Email Policy for Filings to the Supreme Court, and the Civil, Family, Environmental, and Probate Divisions
Individuals may file documents with the court by email, unless the individual is required to or has opted to file electronically via Odyssey File & Serve. Self-represented litigants may elect to file electronically via OFS. Attorneys and state agencies are required to file electronically via OFS.
When filing a document by email:
- Send the document to the email account for the court where the filing is being made. A list of these emails can be found here. The use of individual court staff and judge email addresses is prohibited.
- Include the court and case information in the subject line. The subject line of the email must contain the case number, if known, and the name of the court where the filing is being made to ensure that it is processed by the correct court.
- Send the document as an attachment to the email. PDF attachments are preferred.
- Sign your document. Filers may use a scanned signature, apply an electronic signature, or type “/s/” and their name on the signature line.
- Filing fees. Some documents require a filing fee. If you are emailing a document that requires a fee, you must pay the fee. Contact the court to ask about options.
- Notarization. Some documents must be notarized before they are filed with the court. One way you can tell if a document must be notarized is if the form includes a line for “signature for notary public.”
Those who are required to file electronically via OFS may email the court under certain conditions. These include:
- The electronic filing system (Odyssey File & Serve) is unavailable.
- The filer has filed an emergency pleading via OFS and wishes to alert the court staff via email.
- The court has permitted filing via email to protect confidentiality or for other good cause.

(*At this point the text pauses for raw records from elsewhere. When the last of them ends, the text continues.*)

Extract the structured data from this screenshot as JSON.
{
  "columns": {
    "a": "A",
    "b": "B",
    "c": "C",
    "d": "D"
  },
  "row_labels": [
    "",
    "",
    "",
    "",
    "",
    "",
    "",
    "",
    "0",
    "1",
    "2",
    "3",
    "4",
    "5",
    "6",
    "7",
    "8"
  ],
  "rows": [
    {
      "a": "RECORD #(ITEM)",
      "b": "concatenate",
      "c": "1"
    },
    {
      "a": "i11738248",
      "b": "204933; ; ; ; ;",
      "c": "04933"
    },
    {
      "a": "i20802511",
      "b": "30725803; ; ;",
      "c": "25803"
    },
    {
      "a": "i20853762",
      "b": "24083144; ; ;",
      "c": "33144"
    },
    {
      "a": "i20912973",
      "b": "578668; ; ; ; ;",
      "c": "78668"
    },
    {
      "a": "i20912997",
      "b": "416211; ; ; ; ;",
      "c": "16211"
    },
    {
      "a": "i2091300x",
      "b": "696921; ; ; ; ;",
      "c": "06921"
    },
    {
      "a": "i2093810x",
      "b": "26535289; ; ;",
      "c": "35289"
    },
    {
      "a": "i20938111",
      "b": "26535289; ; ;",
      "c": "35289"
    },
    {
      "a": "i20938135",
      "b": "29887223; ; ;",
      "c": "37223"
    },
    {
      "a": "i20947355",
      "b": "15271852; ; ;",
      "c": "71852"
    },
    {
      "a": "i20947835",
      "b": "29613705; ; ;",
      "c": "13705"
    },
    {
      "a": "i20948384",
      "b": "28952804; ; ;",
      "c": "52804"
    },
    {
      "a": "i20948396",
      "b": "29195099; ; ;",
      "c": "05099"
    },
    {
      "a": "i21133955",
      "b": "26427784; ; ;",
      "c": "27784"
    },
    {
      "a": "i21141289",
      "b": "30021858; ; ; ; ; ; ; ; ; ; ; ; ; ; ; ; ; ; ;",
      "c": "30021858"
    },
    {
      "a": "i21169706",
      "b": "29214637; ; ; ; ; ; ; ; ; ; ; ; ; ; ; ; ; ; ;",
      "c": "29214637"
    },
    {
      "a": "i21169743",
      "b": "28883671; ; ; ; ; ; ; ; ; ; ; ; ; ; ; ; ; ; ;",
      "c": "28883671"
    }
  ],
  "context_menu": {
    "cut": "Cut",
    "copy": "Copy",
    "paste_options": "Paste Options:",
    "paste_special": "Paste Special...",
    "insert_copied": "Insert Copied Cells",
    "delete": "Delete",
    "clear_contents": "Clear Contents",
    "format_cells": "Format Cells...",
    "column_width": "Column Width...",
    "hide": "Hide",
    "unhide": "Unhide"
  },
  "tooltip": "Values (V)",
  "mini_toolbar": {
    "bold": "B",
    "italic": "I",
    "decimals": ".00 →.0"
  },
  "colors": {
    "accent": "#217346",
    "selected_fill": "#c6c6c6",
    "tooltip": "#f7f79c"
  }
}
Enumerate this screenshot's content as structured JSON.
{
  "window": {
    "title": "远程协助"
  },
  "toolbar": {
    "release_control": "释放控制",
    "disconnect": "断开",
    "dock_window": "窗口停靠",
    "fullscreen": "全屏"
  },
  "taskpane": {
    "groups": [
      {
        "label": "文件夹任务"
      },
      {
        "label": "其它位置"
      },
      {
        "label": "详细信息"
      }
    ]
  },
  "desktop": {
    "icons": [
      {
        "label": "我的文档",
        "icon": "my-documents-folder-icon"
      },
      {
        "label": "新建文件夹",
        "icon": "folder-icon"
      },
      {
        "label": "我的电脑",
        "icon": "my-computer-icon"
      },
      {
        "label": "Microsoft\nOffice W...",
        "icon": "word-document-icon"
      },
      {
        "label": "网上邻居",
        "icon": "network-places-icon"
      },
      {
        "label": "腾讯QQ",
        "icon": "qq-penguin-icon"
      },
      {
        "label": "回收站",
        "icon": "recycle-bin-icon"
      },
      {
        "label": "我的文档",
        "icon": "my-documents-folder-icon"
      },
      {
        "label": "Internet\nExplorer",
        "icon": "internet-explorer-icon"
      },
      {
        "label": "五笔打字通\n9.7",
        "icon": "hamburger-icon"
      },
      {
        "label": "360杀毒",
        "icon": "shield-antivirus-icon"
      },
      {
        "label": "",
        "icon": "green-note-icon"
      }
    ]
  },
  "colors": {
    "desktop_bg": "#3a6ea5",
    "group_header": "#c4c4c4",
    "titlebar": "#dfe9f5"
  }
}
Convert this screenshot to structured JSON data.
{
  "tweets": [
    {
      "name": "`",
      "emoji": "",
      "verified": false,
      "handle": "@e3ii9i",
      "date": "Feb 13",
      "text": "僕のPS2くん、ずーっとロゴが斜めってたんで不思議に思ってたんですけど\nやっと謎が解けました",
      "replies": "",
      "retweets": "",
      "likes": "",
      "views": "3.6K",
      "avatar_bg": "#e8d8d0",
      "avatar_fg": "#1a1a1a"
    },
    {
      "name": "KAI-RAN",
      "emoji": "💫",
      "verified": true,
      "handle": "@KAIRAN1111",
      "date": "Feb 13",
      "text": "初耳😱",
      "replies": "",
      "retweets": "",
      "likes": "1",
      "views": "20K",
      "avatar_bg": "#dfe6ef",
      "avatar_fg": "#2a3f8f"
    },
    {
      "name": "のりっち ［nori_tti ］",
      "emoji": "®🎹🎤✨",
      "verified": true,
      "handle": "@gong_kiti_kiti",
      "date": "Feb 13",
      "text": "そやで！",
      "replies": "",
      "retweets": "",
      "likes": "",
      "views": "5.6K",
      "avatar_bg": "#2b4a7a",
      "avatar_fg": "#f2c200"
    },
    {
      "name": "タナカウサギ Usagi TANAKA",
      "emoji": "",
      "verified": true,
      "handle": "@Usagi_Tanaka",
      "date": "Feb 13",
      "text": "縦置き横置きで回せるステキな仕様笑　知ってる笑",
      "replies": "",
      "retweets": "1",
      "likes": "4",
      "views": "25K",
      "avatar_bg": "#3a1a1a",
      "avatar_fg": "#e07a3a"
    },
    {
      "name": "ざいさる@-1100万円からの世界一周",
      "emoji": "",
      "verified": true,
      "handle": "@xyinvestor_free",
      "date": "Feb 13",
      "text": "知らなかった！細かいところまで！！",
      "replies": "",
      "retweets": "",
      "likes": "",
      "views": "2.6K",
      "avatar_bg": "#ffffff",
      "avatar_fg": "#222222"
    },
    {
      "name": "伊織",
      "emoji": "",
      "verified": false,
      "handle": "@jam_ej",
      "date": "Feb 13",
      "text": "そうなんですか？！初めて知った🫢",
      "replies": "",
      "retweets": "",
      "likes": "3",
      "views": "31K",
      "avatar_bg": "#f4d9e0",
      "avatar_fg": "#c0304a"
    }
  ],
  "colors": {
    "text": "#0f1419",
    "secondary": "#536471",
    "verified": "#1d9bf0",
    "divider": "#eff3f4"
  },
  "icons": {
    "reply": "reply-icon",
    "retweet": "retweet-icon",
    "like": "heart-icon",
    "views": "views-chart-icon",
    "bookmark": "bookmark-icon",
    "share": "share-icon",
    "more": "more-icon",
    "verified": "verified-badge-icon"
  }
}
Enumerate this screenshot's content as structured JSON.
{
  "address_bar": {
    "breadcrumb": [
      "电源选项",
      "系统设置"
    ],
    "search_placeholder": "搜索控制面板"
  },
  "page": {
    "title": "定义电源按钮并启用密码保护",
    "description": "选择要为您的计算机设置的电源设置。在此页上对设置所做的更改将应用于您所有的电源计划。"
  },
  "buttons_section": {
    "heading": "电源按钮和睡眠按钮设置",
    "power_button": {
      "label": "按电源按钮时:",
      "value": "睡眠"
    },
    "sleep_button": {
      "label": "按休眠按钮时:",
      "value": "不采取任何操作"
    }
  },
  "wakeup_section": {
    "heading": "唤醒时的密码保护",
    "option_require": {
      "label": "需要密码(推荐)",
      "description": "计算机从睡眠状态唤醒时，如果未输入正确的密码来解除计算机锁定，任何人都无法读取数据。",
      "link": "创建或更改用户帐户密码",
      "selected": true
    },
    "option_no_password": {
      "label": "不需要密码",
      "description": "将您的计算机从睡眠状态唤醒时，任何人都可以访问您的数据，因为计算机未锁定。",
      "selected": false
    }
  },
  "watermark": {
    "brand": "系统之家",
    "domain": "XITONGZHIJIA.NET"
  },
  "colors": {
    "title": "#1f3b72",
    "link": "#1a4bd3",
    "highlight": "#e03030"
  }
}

Filing procedures are governed by rules of procedure. To review all the applicable rules, please visit LexisNexis.